Yesterday, the Consumer Financial Protection Bureau (CFPB or Bureau) issued a proposed rule with request for public comment to prohibit covered financial institutions from charging nonsufficient funds fees (NSF) for payment transactions that are instantaneously declined. The proposed rule would treat fees for transactions declined in real time to be unlawful under the Consumer Financial Protection Act.

By itself, the proposed rule will have limited impact since, as the Bureau states in its press release announcing the proposed rule, financial institutions rarely charge fees for transactions declined in real time. Thus, the proposal is likely to have significantly less impact than last week’s proposal, discussed here, to amend exemptions to Regulation Z so the Truth in Lending Act (TILA)/Regulation Z would apply to certain overdraft “credit.” Under last week’s proposal, an institution subject to the rule would have to provide full TILA disclosures and comply with other substantive TILA requirements for overdraft fees if they exceed costs or a low CFPB safe harbor amount.

The CFPB’s new proposed rulemaking continues its crusade against so-called “junk fees,” including the Bureau’s December report highlighting consumer experiences with overdraft and NSF fees, discussed here.

Interested parties have until March 25, 2024 to submit comments. The CFPB proposes the rule take effect 30 days after the final rule is published in the Federal Register.

Photo of Jason Cover Jason Cover

Jason’s in-depth experience advising on consumer lending matters both as in-house counsel and outside advisor provides extensive industry knowledge for his financial services clients.

Photo of Mark Furletti Mark Furletti

Mark helps clients navigate regulatory risks posed by state and federal laws aimed at protecting consumers and small business, particularly in connection with credit, deposit, and payments products. He is a trusted advisor, providing practical legal counsel and advice to providers of financial

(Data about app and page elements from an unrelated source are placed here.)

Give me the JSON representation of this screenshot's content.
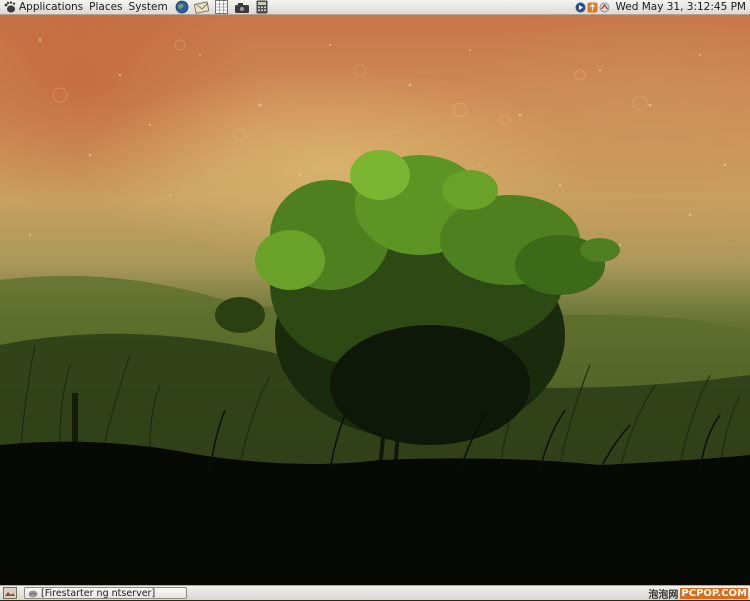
{
  "top_panel": {
    "menus": [
      "Applications",
      "Places",
      "System"
    ],
    "launchers": [
      "web-browser-icon",
      "mail-icon",
      "spreadsheet-icon",
      "camera-icon",
      "calculator-icon"
    ],
    "tray_icons": [
      "media-play-icon",
      "update-icon",
      "network-icon"
    ],
    "clock": "Wed May 31,  3:12:45 PM"
  },
  "bottom_panel": {
    "show_desktop_icon": "show-desktop-icon",
    "tasks": [
      {
        "label": "[Firestarter ng ntserver]",
        "icon": "firestarter-icon"
      }
    ],
    "watermark": {
      "left": "泡泡网",
      "right": "PCPOP.COM"
    }
  },
  "colors": {
    "panel": "#dcdad4",
    "sky_warm": "#c8754a",
    "sky_gold": "#c9a160",
    "grass": "#4b5b26",
    "foliage": "#6aa128"
  }
}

Mark helps clients navigate regulatory risks posed by state and federal laws aimed at protecting consumers and small business, particularly in connection with credit, deposit, and payments products. He is a trusted advisor, providing practical legal counsel and advice to providers of financial services across numerous industries.

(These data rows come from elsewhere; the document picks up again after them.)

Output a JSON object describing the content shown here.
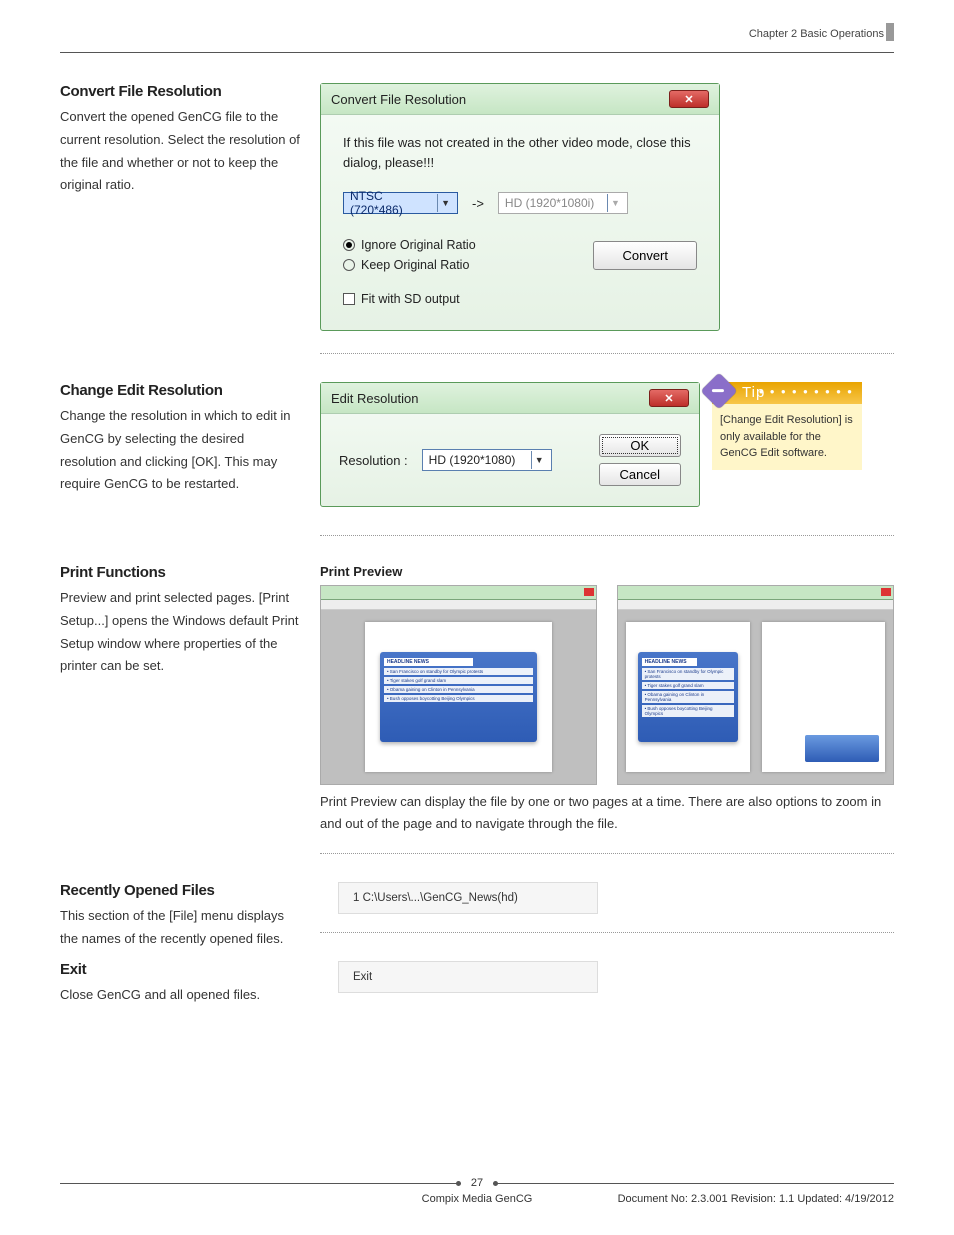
{
  "header": {
    "chapter": "Chapter 2 Basic Operations"
  },
  "sections": {
    "convert": {
      "heading": "Convert File Resolution",
      "body": "Convert the opened GenCG file to the current resolution. Select the resolution of the file and whether or not to keep the original ratio."
    },
    "change": {
      "heading": "Change Edit Resolution",
      "body": "Change the resolution in which to edit in GenCG by selecting the desired resolution and clicking [OK]. This may require GenCG to be restarted."
    },
    "print": {
      "heading": "Print Functions",
      "body": "Preview and print selected pages. [Print Setup...] opens the Windows default Print Setup window where properties of the printer can be set.",
      "sub": "Print Preview",
      "caption": "Print Preview can display the file by one or two pages at a time. There are also options to zoom in and out of the page and to navigate through the file."
    },
    "recent": {
      "heading": "Recently Opened Files",
      "body": "This section of the [File] menu displays the names of the recently opened files."
    },
    "exit": {
      "heading": "Exit",
      "body": "Close GenCG and all opened files."
    }
  },
  "dialog_convert": {
    "title": "Convert File Resolution",
    "message": "If this file was not created in the other video mode, close this dialog, please!!!",
    "from": "NTSC (720*486)",
    "arrow": "->",
    "to": "HD (1920*1080i)",
    "radio1": "Ignore Original Ratio",
    "radio2": "Keep Original Ratio",
    "check": "Fit with SD output",
    "button": "Convert"
  },
  "dialog_edit": {
    "title": "Edit Resolution",
    "label": "Resolution :",
    "value": "HD (1920*1080)",
    "ok": "OK",
    "cancel": "Cancel"
  },
  "tip": {
    "title": "Tip",
    "body": "[Change Edit Resolution] is only available for the GenCG Edit software."
  },
  "preview_card": {
    "headline": "HEADLINE NEWS",
    "l1": "• San Francisco on standby for Olympic protests",
    "l2": "• Tiger stakes golf grand slam",
    "l3": "• Obama gaining on Clinton in Pennsylvania",
    "l4": "• Bush opposes boycotting Beijing Olympics"
  },
  "recent_menu": {
    "item": "1 C:\\Users\\...\\GenCG_News(hd)"
  },
  "exit_menu": {
    "item": "Exit"
  },
  "footer": {
    "page": "27",
    "product": "Compix Media GenCG",
    "docinfo": "Document No: 2.3.001 Revision: 1.1 Updated: 4/19/2012"
  }
}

Photo of Taylor Gess Taylor Gess

Taylor focuses her practice on providing regulatory advice on matters related to federal and state consumer protection, consumer finance, and payments laws, including those that apply to payment cards, lines of credit, installment loans, electronic payments, online banking, buy-now-pay-later transactions, retail installment contracts…

Taylor focuses her practice on providing regulatory advice on matters related to federal and state consumer protection, consumer finance, and payments laws, including those that apply to payment cards, lines of credit, installment loans, electronic payments, online banking, buy-now-pay-later transactions, retail installment contracts, rental-purchase transactions, and small business loans.

Photo of Stefanie Jackman Stefanie Jackman

Stefanie takes a holistic approach to working with clients both through compliance counseling and assessment relating to consumer products and services, as well as serving as a zealous advocate in government inquiries, investigations, and consumer litigation.

Photo of James Kim James Kim

As a former senior enforcement attorney with the CFPB, James provides the industry knowledge and expertise that fintechs and financial institutions require when launching new products or facing regulatory scrutiny.

Photo of Josh McBeain Josh McBeain

Josh focuses his practice on federal and state consumer and business lending and payments laws, including those that apply to credit cards, installment loans, lines of credit, and point-of-sale finance.

Photo of Glen Trudel Glen Trudel

A former bank in-house counsel, Glen brings real-world experience to financial institutions, marketplace lenders, fintechs, and other companies grappling with both regulatory and transactional issues.